Association of prenatal and childhood blood lead concentrations with criminal arrests in early adulthood.
Wright JP, Dietrich KN, Ris MD, Hornung RW, Wessel SD, Lanphear BP, Ho M, Rae MN.
Cincinnati Children's Environmental Health Center, Division of Criminal Justice, University of Cincinnati, Cincinnati, Ohio, United States of America.
BACKGROUND: Childhood lead exposure is a purported risk factor for antisocial behavior, but prior studies either relied on indirect measures of exposure or did not follow participants into adulthood to examine the relationship between lead exposure and criminal activity in young adults. The objective of this study was to determine if prenatal and childhood blood lead concentrations are associated with arrests for criminal offenses.
METHODS AND FINDINGS: Pregnant women were recruited from four prenatal clinics in Cincinnati, Ohio if they resided in areas of the city with a high concentration of older, lead-contaminated housing. We studied 250 individuals, 19 to 24 y of age, out of 376 children who were recruited at birth between 1979 and 1984. Prenatal maternal blood lead concentrations were measured during the first or early second trimester of pregnancy. Childhood blood lead concentrations were measured on a quarterly and biannual basis through 6.5 y. Study participants were examined at an inner-city pediatric clinic and the Cincinnati Children's Hospital Medical Center in Cincinnati, Ohio. Total arrests and arrests for offenses involving violence were collected from official Hamilton County, Ohio criminal justice records. Main outcomes were the covariate-adjusted rate ratios (RR) for total arrests and arrests for violent crimes associated with each 5 microg/dl (0.24 micromol/l) increase in blood lead concentration. Adjusted total arrest rates were greater for each 5 microg/dl (0.24 micromol/l) increase in blood lead concentration: RR = 1.40 (95% confidence interval [CI] 1.07-1.85) for prenatal blood lead, 1.07 (95% CI 0.88-1.29) for average childhood blood lead, and 1.27 (95% CI 1.03-1.57) for 6-year blood lead. Adjusted arrest rates for violent crimes were also greater for each 5 microg/dl increase in blood lead: RR = 1.34 (95% CI 0.88-2.03) for prenatal blood lead, 1.30 (95% CI 1.03-1.64) for average childhood blood lead, and 1.48 (95% CI 1.15-1.89) for 6-year blood lead.

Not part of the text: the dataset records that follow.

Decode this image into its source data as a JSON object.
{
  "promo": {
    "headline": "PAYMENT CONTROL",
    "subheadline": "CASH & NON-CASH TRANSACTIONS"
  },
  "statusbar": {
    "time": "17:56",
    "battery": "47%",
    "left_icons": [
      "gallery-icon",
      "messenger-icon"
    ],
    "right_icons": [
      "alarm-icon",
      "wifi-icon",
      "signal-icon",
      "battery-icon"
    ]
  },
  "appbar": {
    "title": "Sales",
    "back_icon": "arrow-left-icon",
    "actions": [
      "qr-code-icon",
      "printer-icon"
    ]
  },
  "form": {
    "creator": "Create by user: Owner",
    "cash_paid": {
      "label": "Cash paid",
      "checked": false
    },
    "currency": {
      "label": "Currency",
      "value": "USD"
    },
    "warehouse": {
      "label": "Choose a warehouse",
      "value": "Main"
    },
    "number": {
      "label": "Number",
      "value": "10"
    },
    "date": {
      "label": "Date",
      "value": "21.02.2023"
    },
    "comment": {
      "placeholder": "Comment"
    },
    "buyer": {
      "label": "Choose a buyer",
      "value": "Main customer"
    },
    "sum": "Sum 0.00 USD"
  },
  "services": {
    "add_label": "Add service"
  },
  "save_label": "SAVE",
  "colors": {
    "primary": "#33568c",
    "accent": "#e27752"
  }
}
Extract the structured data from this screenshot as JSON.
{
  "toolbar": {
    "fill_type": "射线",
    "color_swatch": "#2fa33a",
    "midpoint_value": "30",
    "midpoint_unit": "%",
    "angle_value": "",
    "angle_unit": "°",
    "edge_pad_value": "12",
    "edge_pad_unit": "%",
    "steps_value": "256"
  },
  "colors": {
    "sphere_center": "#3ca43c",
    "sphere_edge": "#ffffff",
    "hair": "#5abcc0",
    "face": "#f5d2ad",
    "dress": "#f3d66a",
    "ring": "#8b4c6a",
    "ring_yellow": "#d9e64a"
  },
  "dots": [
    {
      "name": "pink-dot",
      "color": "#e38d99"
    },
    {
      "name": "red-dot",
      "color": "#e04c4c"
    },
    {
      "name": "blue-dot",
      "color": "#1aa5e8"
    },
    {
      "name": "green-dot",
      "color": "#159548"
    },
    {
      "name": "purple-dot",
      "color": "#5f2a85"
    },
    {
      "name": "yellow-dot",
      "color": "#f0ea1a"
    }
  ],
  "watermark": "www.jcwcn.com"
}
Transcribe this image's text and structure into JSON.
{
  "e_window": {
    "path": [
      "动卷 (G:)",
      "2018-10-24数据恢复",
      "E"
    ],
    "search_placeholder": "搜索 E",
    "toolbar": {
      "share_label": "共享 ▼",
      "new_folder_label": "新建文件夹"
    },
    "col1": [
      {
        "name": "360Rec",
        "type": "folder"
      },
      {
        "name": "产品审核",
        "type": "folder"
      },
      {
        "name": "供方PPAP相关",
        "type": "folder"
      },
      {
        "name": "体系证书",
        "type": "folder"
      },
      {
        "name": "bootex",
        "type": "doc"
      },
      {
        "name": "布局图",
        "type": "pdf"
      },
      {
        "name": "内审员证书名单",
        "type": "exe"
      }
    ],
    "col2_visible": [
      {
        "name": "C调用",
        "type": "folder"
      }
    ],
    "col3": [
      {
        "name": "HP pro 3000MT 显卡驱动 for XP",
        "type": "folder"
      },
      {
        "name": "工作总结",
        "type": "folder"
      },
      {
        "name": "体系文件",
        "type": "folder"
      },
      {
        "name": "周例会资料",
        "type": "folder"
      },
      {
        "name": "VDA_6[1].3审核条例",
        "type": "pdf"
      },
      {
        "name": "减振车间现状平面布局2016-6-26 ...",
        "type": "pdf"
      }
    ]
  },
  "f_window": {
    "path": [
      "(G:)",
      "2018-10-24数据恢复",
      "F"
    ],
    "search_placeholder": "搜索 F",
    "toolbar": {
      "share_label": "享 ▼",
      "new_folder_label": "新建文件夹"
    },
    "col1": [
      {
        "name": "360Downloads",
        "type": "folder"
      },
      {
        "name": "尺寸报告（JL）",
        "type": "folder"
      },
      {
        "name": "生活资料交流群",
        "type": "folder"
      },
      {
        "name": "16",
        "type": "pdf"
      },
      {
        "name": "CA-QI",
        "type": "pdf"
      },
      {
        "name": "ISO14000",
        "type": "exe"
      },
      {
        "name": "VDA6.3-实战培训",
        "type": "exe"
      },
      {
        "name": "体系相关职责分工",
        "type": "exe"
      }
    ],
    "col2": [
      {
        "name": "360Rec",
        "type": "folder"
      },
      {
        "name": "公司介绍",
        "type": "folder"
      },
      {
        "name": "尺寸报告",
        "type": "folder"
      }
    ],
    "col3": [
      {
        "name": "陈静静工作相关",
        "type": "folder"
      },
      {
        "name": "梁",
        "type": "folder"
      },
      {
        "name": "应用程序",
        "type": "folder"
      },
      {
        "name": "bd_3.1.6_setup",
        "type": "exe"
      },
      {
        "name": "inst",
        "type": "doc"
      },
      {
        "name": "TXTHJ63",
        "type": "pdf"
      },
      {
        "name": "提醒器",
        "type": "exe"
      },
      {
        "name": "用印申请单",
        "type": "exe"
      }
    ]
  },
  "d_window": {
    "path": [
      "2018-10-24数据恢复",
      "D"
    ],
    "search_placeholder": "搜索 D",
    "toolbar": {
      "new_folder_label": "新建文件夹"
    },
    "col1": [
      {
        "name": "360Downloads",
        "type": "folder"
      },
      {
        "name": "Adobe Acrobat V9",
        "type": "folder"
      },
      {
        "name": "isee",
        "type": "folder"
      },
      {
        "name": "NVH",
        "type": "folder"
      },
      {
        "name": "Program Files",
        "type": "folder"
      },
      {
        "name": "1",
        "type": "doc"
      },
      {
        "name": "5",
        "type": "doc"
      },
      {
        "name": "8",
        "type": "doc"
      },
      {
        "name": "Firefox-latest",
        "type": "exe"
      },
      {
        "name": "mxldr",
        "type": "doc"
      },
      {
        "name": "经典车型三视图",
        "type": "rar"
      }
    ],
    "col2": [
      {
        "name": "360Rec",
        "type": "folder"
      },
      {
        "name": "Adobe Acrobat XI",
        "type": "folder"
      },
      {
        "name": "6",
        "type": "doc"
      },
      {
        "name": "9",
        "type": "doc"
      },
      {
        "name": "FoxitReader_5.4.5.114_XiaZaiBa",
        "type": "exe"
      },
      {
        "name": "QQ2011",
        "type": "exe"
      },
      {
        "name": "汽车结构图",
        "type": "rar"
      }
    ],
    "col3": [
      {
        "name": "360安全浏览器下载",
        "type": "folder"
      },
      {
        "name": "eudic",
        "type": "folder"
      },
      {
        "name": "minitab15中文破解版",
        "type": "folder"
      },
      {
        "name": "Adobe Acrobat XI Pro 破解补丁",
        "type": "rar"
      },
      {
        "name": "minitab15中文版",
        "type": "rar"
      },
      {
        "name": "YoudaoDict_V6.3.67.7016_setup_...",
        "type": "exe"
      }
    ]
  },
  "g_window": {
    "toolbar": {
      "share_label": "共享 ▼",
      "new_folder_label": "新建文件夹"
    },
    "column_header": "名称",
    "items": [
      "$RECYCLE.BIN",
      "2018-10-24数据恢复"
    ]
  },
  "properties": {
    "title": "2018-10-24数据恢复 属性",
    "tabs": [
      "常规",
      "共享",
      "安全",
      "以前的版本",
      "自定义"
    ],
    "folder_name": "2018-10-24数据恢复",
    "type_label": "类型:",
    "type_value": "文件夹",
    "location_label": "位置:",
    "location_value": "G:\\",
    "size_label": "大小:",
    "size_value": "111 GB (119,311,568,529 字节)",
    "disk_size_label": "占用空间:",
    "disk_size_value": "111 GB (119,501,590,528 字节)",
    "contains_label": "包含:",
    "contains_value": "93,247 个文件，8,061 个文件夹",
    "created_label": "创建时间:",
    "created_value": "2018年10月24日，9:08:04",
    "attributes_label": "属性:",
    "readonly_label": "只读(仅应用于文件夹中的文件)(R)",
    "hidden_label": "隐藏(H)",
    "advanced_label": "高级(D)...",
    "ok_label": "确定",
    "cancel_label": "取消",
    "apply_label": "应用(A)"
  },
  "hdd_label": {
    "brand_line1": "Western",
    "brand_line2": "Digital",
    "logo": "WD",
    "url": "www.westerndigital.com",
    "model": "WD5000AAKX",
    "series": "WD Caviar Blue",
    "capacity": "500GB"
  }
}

CONCLUSIONS: Prenatal and postnatal blood lead concentrations are associated with higher rates of total arrests and/or arrests for offenses involving violence. This is the first prospective study to demonstrate an association between developmental exposure to lead and adult criminal behavior.
PMID: 18507497 [PubMed - indexed for MEDLINE]